Judges at the European Court of Human Rights (ECHR), led by Maltese Judge Vincent de Gaetano, have ruled against Russia in the case of Sergei Magnitsky, a tax advisor and auditor who died in custody in 2009 while awaiting trial.
A decade after his death, the ECHR condemned Russia for “multiple violations” against Magnitsky. The court’s seven judges for the case – including a Russian – ruled unanimously on Tuesday that Russia’s authorities “deprived Mr Magnitsky of important medical care and had failed to comply with their duty to protect his life”.
The ECHR judges concluded that Magnitsky’s treatment during his 11-month detention stood in violation of his human rights, the right to life, right to liberty and security, and right to freedom from torture.
The judges also denounced an “inherently unfair” posthumous trial that found the accountant guilty of tax evasion.
Magnitsky had alleged that various government officials were complicit in corruption that defrauded the Russian State of some $230 million in tax revenue. Russian authorities then arrested and imprisoned him. He died 12 months later.
BREAKING: Sergei Magnitsky’s family wins resounding victory against Russian government at the European Court of Human Rights. ECHR found his right to life was violated, he was tortured, unjustly imprisoned and he didn’t receive a fair trial https://t.co/pRuHyZ0ke9
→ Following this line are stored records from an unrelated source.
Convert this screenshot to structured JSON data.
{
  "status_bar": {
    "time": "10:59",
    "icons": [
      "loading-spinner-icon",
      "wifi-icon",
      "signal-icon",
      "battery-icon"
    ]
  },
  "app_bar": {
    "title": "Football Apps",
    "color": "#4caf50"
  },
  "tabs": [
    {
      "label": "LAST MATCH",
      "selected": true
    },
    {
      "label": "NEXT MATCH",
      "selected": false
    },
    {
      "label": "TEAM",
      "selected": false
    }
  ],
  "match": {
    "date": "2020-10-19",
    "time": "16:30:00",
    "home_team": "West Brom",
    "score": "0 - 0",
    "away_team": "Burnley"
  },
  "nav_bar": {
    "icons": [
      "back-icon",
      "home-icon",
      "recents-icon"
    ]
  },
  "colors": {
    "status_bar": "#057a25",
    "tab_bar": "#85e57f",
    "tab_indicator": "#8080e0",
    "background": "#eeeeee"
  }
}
— Bill Browder (@Billbrowder) August 27, 2019
“The Court found in particular that the medical care given to Mr Magnitsky in prison had been inadequate and had led to his death and that the subsequent investigation had been lacking. He had also been held in overcrowded conditions and had been ill-treated shortly before dying,” according to the ruling.
His case has cast an international spotlight on the Russian government’s handling of whistleblowers, critics and political opponents. Magnitsky’s plight led to international outrage over the erosion of the rule of law in Russia, resulting in the creation of ‘Magnitsky Acts’ in the US, the UK, Canada, Latvia, Estonia and Lithuania. The law authorises governments to sanction specific individuals identified as human rights abusers.
The ECHR ruled that Moscow must pay Magnitsky’s mother and widow $38,000 (€34,000) in damages for violating his human rights, including inhuman and degrading detention conditions, unjustified extensions of his detention, and the posthumous trial and conviction.
The authorities “did not genuinely attempt to shed light on the events that occurred in the hours before Mr Magnitskiy’s death”, therefore the “investigation was not thorough and effective”, according to the ruling.
Experts called to give their opinion on the case said that the lack of adequate medical treatment had been “calculated, deliberate and inhumane” and that doctors and prison staff testifying had been inconsistent. An adequate autopsy had not been carried out, the ruling states.
The court ruled that “the government did not proffer a more convincing or detailed answer on the origin of the injuries” and that explanations were inadequate and poor.
The ECHR ruling provides detailed information on Magnitsky’s prolonged suffering while pointing out that, to date, no individual who had a role in his detention has been held accountable.
The European Parliament has passed a resolution urging Member States to create ‘Magnitsky Acts’.
This is some weird form of projection that villains the world over seem to use. Putin did the same to me by accusing me of murdering Sergi Magnitsky. It just means you’re getting to them. https://t.co/WenwtTHWPD
— Bill Browder (@Billbrowder) August 28, 2019
Bill Browder, a British colleague of Magnitsky and author of ‘Red Notice’, has led the call for the implementation of the Magnitsky Act in countries around the world. He told The Organised Crime and Corruption Reporting Project (OCCRP) that the European Court’s ruling added significant value to the campaign for justice.
“Having a unanimous decision by a panel of ECHR judges that the Russian State tortured and killed Sergei Magnitsky neutralises the Russian smear campaign against Sergei Magnitsky entirely,” he told OCCRP.
Browder has also endorsed the campaign for justice for assassinated Maltese journalist Daphne Caruana Galizia. Only yesterday, he spoke up in defence of her son, Matthew Caruana Galizia, who continues to face accusations by those loyal to the government of killing his own mother.
“This is some weird form of projection that villains the world over seem to use. (Russian President Vladimir) Putin did the same to me by accusing me of murdering Sergei Magnitsky. It just means you’re getting to them,” Browder said in response to Caruana Galizia’s post on social media.